Dr. Nepaul is a geriatric medicine fellow at the Warren Alpert Medical School, division of geriatric and palliative medicine, at Brown University in Providence, R.I. Janet Guo, BS, Cassandra Fierro, BS, and Brian McCrae, BS are medical students at the Warren Alpert Medicine School of Brown University in Providence, R.I. Dr. Mujahid is co-director of the geriatric fracture program at Rhode Island Hospital, medical director for the transitional care unit at Steere House Nursing and Rehabilitation Center, and associate professor of medicine at the Warren Alpert Medical School of Brown University in Providence, R.I. Dr. Neupane is a geriatrician at Rhode Island Hospital and Miriam Hospital, an assistant professor in the division of geriatrics and palliative medicine, and the geriatric medicine fellowship associate program director at the Warren Alpert Medical School of Brown University in Providence, R.I.

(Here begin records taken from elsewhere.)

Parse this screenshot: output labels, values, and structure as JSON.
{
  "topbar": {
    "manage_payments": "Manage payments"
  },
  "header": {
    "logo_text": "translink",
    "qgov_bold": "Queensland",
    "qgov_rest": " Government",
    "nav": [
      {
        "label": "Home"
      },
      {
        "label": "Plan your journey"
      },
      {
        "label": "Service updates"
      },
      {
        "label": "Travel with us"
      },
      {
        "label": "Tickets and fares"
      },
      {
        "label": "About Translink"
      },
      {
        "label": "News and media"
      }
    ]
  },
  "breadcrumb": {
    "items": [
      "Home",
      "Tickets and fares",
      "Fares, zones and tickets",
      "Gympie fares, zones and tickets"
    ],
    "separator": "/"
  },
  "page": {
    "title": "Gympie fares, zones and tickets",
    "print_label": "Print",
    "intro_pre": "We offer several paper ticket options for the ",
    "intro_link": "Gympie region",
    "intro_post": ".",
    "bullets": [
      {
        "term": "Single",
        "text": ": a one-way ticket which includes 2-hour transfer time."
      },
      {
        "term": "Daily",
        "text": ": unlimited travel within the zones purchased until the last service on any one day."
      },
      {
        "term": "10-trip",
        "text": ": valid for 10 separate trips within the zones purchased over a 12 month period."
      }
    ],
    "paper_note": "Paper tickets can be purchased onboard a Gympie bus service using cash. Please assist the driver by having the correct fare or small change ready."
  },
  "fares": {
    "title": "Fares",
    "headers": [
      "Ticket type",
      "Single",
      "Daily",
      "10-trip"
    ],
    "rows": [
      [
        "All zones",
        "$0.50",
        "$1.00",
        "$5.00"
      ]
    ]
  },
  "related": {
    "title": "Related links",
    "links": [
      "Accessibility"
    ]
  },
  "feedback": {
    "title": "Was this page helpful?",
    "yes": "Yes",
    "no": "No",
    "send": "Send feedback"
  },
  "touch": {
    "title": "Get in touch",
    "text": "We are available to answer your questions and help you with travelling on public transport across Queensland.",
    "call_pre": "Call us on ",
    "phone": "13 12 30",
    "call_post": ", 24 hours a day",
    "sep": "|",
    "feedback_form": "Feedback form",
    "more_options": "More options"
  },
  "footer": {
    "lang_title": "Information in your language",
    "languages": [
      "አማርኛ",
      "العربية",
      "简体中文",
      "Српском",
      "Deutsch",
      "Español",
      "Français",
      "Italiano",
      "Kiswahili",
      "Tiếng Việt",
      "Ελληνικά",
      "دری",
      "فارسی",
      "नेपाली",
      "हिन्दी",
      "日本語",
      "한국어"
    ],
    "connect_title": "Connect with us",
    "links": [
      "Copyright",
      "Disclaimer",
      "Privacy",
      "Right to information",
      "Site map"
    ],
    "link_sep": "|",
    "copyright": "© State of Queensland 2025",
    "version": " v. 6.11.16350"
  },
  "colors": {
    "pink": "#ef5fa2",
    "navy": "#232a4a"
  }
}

- Viswanathan A, Greenberg SM. Cerebral amyloid angiopathy in the elderly. Ann Neurol. 2011;70(6):871-80.
- Biffi A, Greenberg SM. Cerebral amyloid angiopathy: a systematic review. J Clin Neurol. 2011;7(1):1-9.
- Charidimou A, et al. Sporadic cerebral amyloid angiopathy revisited: recent insights into pathophysiology and clinical spectrum. J Neurol Neurosurg Psychiatry. 2012;83(2):124-37.
- Jellinger KA. Alzheimer disease and cerebrovascular pathology: an update. J Neural Transm (Vienna). 2002;109(5-6):813-36.
- Greenberg SM. Stroke: Pathophysiology, Diagnosis, and Management. New York: Harcourt Inc;2004;693–697.
- Biffi A, et al. Aspirin and recurrent intracerebral hemorrhage in cerebral amyloid angiopathy. Neurology. 2010;75(8):693-8.
- Franke CL, et al. Intracerebral hematomas during anticoagulant treatment. Stroke. 1990;21(5):726-30.
- Rosand J, et al. The effect of warfarin and intensity of anticoagulation on outcome of intracerebral hemorrhage. Arch Intern Med. 2004;26;164(8):880-4.
- Rosand J, et al. Warfarin-associated hemorrhage and cerebral amyloid angiopathy: a genetic and pathologic study. Neurology. 2000;55(7):947-51.
- Huang W, et al. Frequency of intracranial hemorrhage with low-dose aspirin in individuals without symptomatic cardiovascular disease: a systematic review and meta-analysis. JAMA Neurol. 2019;76(8):906-914.
- Mioc M, et al. Deep vein thrombosis following the treatment of lower limb pathologic bone fractures – a comparative study. BMC Musculoskelet Disord. 2018;19(1):213.
- Heit JA, et al. The epidemiology of venous thromboembolism in the community. Thromb Haemost. 2001;86(1):452-63.
- Gordon RJ, Lombard FW. Perioperative venous thromboembolism: a review. Anesth Analg. 2017;125(2):403-12.
- Weill-Engerer S, et al. Risk factors for deep vein thrombosis in inpatients aged 65 and older: a case-control multicenter study. J Am Geriatr Soc. 2004;52(8):1299-304.
- Falck-Ytter Y, et al. Prevention of VTE in orthopedic surgery patients: antithrombotic therapy and prevention of thrombosis, 9th ed: American College of Chest Physicians evidence-based clinical practice guidelines. Chest. 2012;141(2 Suppl):e278S-e325S. doi: 10.1378/chest.11-2404.
- Fleisher LA, et al. 2014 ACC/AHA guideline on perioperative cardiovascular evaluation and management of patients undergoing noncardiac surgery: executive summary: a report of the American College of Cardiology/American Heart Association task force on practice guidelines. Circulation. 2014;130(24):2215-45.